DATA Block Start
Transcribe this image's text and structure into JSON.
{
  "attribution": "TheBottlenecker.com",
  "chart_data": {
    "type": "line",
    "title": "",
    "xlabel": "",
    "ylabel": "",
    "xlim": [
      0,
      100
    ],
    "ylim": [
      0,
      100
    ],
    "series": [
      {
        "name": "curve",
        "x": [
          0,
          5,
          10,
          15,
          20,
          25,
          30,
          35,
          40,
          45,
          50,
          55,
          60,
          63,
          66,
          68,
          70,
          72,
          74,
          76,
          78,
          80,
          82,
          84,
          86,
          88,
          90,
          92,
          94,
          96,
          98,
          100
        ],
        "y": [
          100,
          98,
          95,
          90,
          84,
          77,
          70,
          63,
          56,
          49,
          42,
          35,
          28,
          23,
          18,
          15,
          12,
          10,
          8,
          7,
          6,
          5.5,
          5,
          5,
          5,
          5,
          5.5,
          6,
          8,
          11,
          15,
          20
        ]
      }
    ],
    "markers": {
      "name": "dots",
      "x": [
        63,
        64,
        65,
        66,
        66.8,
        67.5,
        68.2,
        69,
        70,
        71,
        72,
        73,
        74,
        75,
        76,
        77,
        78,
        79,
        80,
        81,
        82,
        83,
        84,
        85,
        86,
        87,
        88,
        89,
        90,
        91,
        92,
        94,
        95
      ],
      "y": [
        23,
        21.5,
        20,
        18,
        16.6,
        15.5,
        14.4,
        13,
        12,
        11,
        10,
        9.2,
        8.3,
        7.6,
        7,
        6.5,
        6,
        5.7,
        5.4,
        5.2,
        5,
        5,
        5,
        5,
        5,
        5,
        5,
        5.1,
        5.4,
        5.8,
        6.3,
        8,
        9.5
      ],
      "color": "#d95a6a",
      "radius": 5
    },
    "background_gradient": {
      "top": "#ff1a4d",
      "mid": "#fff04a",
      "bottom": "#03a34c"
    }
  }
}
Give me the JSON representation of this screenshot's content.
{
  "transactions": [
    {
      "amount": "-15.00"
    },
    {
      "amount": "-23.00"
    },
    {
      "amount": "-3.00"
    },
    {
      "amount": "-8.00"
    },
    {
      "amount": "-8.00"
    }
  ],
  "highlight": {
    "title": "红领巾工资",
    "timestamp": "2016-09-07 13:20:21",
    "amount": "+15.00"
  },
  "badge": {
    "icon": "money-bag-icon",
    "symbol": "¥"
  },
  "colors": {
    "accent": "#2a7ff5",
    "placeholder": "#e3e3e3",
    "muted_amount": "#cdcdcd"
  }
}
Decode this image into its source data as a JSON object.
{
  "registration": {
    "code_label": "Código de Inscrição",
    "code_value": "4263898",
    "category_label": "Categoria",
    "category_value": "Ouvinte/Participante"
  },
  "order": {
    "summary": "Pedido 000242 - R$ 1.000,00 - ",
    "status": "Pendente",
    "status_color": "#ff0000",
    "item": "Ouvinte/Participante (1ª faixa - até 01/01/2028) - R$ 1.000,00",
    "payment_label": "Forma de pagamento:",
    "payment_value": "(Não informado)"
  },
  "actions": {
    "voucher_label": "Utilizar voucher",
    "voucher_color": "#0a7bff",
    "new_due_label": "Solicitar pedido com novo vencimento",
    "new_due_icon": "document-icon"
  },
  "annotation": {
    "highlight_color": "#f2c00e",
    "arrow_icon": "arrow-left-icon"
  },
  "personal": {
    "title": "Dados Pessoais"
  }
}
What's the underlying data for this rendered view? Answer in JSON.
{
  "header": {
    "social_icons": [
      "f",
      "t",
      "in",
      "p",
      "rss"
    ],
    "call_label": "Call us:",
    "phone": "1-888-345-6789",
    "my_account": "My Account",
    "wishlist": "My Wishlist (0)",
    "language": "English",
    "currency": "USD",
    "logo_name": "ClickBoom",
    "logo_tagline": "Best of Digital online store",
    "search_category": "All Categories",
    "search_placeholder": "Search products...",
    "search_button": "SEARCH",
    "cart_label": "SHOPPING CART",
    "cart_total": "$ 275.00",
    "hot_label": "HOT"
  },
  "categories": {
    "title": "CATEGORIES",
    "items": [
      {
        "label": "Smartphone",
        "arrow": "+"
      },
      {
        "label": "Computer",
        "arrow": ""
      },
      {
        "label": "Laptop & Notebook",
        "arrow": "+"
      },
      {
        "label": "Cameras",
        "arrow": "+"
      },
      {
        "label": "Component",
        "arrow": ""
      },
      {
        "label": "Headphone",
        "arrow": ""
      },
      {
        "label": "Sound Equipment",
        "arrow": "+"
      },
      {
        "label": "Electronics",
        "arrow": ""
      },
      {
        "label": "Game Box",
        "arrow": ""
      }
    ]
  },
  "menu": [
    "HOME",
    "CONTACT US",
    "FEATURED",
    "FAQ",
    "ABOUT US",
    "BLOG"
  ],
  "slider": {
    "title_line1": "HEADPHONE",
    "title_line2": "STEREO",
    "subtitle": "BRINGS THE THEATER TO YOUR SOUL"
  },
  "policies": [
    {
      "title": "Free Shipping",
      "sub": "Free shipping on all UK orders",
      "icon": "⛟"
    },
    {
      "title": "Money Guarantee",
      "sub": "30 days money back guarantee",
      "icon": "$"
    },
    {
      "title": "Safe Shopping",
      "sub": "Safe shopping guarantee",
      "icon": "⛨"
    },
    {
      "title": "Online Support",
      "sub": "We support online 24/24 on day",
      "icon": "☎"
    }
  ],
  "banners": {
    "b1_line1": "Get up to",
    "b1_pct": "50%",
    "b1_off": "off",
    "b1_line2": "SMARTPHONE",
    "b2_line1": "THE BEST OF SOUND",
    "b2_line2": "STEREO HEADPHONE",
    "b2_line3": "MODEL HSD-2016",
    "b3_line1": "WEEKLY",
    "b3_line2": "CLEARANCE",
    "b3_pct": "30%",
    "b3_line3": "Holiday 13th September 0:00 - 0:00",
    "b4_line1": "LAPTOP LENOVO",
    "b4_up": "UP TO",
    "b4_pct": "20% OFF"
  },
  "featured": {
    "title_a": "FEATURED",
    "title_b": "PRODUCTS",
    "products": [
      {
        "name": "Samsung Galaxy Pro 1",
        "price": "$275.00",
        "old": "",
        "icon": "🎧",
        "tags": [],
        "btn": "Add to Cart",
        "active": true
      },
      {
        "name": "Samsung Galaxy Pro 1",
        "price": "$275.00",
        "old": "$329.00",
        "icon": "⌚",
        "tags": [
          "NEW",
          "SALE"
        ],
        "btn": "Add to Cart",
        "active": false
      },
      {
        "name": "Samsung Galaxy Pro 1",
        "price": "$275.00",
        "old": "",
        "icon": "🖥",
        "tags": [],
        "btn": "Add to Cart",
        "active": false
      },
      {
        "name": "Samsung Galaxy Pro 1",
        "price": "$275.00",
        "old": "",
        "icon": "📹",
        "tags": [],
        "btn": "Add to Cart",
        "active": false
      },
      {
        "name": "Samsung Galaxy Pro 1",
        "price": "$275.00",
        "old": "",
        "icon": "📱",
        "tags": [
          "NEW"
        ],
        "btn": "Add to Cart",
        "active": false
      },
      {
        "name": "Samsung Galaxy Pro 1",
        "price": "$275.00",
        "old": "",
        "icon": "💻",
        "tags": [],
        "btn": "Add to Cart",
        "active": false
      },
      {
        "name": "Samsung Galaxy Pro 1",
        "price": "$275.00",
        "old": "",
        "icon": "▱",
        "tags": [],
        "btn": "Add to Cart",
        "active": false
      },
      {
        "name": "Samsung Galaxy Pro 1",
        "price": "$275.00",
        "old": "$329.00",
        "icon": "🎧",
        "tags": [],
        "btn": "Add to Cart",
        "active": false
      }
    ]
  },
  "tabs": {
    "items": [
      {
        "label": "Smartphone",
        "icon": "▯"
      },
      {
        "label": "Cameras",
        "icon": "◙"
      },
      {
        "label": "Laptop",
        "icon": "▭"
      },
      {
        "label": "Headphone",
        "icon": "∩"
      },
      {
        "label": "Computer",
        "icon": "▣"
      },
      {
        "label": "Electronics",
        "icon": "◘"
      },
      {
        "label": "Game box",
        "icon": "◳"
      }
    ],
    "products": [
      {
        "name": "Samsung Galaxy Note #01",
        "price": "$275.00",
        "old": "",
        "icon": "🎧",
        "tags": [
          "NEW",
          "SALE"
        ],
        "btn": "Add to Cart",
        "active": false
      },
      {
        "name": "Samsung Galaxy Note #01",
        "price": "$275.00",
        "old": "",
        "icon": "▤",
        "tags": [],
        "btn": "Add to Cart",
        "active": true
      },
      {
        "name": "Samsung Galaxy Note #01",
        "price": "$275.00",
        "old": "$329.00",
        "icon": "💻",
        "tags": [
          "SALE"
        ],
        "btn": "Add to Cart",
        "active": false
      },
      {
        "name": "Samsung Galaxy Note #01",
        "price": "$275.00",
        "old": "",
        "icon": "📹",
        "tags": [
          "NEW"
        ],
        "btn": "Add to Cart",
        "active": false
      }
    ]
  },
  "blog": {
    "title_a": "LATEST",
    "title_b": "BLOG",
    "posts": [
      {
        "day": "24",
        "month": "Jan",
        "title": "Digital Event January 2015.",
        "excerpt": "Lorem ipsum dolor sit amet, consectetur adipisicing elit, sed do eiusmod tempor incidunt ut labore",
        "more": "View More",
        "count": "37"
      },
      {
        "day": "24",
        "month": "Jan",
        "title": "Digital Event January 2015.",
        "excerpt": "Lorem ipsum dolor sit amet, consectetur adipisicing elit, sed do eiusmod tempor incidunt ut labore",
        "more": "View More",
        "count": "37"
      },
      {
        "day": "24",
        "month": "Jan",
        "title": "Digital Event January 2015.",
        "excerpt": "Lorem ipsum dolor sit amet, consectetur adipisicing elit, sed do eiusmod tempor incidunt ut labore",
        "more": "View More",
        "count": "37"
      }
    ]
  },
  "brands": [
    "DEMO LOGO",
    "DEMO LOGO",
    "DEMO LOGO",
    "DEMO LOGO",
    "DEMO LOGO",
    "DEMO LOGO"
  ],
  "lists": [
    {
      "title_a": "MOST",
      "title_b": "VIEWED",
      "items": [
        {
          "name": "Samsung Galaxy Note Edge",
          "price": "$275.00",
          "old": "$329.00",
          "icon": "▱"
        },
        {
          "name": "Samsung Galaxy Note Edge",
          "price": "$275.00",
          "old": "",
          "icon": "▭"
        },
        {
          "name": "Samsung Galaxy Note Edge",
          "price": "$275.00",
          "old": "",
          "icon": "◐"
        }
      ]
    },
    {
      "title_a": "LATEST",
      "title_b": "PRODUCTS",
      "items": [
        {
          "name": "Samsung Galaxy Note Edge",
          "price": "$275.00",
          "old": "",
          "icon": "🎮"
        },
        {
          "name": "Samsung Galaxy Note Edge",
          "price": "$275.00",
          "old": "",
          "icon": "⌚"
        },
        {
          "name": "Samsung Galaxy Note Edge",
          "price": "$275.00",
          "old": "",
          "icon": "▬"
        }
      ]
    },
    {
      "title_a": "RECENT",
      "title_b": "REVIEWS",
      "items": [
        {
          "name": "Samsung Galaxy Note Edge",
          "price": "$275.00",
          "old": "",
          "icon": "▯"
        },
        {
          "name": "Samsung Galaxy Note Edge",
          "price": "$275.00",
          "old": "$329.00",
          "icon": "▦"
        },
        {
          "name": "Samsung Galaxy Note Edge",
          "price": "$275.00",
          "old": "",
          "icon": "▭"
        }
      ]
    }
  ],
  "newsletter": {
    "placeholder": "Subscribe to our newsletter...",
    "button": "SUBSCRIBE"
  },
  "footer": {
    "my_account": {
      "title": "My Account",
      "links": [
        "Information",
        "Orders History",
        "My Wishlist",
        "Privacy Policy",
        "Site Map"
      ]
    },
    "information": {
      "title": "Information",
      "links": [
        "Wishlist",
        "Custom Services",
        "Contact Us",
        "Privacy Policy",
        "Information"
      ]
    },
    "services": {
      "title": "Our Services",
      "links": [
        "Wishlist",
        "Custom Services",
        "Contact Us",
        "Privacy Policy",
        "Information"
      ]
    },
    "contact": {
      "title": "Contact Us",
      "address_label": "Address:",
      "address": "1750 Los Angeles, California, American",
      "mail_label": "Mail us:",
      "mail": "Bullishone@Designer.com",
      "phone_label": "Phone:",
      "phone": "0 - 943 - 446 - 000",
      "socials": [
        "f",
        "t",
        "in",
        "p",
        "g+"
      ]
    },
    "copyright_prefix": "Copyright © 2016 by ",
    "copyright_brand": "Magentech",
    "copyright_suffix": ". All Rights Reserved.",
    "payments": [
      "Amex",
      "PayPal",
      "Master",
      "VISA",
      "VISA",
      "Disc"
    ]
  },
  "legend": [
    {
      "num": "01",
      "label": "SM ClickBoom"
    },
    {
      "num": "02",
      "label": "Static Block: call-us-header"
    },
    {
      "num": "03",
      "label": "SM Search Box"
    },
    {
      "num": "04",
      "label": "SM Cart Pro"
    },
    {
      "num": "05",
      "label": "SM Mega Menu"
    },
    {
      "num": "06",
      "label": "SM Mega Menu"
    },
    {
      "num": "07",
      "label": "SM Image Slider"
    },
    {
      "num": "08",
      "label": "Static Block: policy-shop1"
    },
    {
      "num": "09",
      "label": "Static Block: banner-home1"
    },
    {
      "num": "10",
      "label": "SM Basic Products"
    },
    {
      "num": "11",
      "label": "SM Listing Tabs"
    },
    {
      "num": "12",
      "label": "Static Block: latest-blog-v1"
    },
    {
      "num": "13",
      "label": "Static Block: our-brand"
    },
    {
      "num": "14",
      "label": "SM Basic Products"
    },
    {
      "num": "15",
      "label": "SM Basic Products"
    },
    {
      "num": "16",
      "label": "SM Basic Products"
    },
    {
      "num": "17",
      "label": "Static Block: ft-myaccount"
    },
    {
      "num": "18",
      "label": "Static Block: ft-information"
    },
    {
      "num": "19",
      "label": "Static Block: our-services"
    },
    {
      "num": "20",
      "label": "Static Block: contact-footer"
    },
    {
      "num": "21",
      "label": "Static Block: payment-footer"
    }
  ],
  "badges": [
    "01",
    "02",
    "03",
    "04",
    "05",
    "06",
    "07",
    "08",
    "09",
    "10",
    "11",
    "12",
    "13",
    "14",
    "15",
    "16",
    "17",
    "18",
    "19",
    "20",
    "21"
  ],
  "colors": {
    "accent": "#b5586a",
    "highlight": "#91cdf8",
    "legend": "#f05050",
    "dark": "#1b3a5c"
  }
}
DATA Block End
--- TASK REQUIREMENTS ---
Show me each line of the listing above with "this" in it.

--- RESPONSE AREA ---
Transcribe this image's text and structure into JSON.
Give me the JSON representation of this screenshot's content.
Decode this image into its source data as a JSON object.
What's the underlying data for this rendered view? Answer in JSON.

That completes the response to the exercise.